According to John, Jesus continues on to say, “Buy from me white clothing so you can be clothed and your shameful nakedness will not be exposed” (3:18b). Here we have yet another contrast. The issue of putting on clothing appears to be a regular theme in the earliest church. In his second letter to the Corinthian church, Paul writes: “For in this earthly house we grown, because we desire to put on our heavenly dwelling, in indeed, after we have put on our heavenly house we will not be found naked. For we groan while we are in this tent, since we are weighed down, because we do not want to be unclothed, but clothed, so that what is mortal may be swallowed up by life” (5:2-4). Though Paul makes reference to houses, dwellings, tents, and clothes, the subject at hand is the glorified, resurrection body that the believer will have when the kingdom of God comes in its fullness.
In the letter to Laodicea, the shameful nakedness would seem to have the same point of reference, as there will be no glorified body available, and no place in the kingdom of God made possible for those that operate contrary to the principles of the kingdom in the course of their natural term. The purchasing of “white clothing” is yet another reference to that which has garnered wealth for Laodicea, which was the textile industry. Laodicea was a center for the manufacture of clothing, and the sheep that grazed around Laodicea were quite famous for the soft, black wool that they produced, which in turn created a high demand for clothes made from this black wool.
With His words of white clothing, Jesus produces a sharp contrast between His white clothing that is on offer, and the clothing made from black wool that was productive of wealth in this city. That wealth is creating an insidious problem in the church, and that problem need not exist. Again, the crux of the issue is not the wealth but rather the response to the wealth by those that are calling Jesus Lord, yet denying Him by their actions.
Having made reference to Laodicea’s place in the world of finance (buying gold), as well as their position in the fashion world (white clothing in contrast to the black wool), mention is then made of one more source of wealth that has a hand in contributing to that which is happening within this church in Laodicea, and is displeasing to Jesus. John reports Jesus saying, “buy eye salve to put on your eyes so you can see!” (Revelation 3:18c) While this could be thought of as an allusion to Jesus’ healing of the blind, and specifically to the instance of record in which Jesus spits on the eyes of the man whose sight is restored (Mark 8:23), or to the time when Jesus spit on the ground to make some mud and smeared the mud into the eyes of a man that had been born blind (John 9:6)---both of which were interesting types of eye salve to be sure, it is far more likely that the reference hits much closer to home for those that made up this particular congregation.
This reference to eye salve, or to some type of eye medication, is more than likely yet another reflection of the historical situation in Laodicea. So once again, these words have an important contextual setting that, when recognized, will keep us from running off the tracks into strictly spiritual (and possibly incorrect) interpretations. At the risk of being overly repetitive (though this is not truly a risk), spiritual applications (for lack of a better term) can best be accomplished and are most effective when steps are taken to hear the words as they would have been heard by the original hearers, to be understood and applied in that context so as to grasp the underlying truths that are being communicated, and then translated through time for personal application.

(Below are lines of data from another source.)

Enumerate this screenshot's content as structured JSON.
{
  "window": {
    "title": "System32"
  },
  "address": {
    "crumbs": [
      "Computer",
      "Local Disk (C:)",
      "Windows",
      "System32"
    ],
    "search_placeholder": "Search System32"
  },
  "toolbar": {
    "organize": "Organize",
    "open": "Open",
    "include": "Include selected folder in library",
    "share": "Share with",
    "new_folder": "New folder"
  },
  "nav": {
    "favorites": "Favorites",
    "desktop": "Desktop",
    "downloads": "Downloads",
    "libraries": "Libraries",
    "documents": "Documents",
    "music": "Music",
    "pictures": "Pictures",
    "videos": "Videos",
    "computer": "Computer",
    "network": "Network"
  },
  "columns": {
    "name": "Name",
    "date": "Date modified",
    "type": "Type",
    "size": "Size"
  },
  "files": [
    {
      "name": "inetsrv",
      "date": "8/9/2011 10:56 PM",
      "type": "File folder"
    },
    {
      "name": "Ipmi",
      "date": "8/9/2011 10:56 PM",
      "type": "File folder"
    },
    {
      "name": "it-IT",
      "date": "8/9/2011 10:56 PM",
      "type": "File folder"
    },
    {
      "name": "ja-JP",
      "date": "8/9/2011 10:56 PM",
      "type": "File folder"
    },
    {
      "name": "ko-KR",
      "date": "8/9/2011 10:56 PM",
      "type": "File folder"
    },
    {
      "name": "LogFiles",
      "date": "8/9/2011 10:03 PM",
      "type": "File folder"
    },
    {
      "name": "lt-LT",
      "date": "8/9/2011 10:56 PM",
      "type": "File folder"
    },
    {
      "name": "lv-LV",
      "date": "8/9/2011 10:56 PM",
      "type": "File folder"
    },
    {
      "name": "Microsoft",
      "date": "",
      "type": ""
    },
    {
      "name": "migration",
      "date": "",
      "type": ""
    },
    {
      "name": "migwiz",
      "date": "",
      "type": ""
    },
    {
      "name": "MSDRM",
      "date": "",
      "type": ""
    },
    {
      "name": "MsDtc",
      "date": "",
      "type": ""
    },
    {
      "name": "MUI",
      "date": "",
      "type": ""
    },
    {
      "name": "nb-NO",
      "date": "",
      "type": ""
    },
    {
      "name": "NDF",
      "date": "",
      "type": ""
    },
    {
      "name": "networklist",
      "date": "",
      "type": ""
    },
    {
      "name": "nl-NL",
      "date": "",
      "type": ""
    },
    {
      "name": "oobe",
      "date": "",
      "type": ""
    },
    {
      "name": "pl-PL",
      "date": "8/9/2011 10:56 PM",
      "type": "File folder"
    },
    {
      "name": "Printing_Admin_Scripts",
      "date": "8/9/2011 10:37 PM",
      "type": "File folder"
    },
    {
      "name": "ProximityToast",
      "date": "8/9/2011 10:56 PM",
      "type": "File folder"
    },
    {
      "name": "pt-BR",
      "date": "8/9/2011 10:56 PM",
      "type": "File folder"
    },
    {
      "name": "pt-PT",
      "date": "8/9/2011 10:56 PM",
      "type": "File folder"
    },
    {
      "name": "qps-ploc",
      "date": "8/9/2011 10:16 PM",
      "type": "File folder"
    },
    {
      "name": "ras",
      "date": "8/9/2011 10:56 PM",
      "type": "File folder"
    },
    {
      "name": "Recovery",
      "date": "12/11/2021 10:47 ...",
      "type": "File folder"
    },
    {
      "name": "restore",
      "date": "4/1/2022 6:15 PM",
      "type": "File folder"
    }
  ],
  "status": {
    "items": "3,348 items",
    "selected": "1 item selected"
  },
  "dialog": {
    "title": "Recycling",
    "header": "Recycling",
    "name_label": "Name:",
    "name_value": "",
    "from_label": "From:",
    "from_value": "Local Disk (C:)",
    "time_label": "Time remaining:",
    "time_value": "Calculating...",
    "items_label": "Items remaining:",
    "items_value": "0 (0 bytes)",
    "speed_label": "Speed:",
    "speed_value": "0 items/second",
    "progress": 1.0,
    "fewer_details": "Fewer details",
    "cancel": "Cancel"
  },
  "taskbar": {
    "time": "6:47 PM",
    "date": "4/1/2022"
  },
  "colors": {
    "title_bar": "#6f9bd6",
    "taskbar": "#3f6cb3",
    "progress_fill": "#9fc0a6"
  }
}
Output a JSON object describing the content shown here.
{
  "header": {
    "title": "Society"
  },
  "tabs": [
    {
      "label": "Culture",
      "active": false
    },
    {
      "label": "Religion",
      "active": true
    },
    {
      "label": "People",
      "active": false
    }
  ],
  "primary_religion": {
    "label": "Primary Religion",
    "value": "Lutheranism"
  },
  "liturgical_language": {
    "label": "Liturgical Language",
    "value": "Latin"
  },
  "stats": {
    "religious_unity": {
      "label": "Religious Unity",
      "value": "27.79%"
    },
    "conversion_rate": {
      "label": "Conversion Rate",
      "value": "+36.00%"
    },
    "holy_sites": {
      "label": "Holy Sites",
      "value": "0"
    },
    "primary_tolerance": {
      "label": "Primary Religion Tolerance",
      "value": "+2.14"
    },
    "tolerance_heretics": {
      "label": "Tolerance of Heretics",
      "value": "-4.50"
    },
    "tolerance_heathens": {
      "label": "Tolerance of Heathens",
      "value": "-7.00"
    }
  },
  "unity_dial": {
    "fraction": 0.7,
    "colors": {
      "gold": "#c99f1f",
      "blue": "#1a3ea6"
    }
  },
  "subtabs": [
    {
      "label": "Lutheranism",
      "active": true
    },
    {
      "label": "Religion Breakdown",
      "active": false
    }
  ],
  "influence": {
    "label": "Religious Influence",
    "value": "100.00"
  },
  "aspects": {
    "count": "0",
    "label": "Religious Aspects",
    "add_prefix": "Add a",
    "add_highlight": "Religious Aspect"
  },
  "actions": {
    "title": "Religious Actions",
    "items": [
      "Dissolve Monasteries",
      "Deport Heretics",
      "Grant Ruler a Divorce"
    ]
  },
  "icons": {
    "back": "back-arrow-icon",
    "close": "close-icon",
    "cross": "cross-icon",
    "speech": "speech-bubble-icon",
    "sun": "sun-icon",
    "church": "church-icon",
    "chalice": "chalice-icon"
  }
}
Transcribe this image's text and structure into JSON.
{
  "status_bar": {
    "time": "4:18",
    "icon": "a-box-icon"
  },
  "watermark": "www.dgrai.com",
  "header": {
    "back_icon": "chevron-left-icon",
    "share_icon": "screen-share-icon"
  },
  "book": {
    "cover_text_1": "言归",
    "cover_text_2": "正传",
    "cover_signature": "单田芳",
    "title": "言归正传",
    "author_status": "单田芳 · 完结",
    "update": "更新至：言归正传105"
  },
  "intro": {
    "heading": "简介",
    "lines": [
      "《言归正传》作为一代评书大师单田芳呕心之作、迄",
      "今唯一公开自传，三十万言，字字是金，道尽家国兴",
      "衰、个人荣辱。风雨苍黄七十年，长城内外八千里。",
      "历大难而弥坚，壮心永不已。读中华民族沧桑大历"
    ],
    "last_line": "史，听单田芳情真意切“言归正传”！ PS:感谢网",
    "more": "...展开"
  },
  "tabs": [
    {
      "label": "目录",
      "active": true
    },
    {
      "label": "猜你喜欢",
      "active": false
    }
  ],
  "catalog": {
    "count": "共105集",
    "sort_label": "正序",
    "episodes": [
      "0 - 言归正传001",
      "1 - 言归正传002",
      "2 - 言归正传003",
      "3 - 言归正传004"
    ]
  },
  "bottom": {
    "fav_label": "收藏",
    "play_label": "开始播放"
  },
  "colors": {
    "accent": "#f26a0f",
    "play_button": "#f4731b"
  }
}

That said, the historical situation in regards to the eye salve has to do with the fact that the region in which Laodicea is located is Phrygia. There is some debate as to whether or not this is actually the case, as Laodicea is sometimes said to have been a part of other regions, such as Caria. Contributing to the inability to pin down exact locations is the fact that territorial limitations were often very poorly defined and always changing. The region of Phrygia was famous in the ancient world because of the “Phrygian powder” produced there. This powder was an ingredient in various eye medications. To go along with the fact of the Phrygian powder, an ancient historian by the name of Strabo reports that there was a medical school in Laodicea, and that this was the location of the practice of a renowned eye doctor. When we couple the statement about eye salve in the letter to Laodicea with the fact of the Phrygian powder, it becomes reasonable to presume that Laodicea was located within this territory, at the very least, at the time of the penning of Revelation. Putting that aside, this is a clear indication that the Laodicean church has become blind to something in particular, that it must be corrected, and that the issue that must be corrected must be identifiable for the church.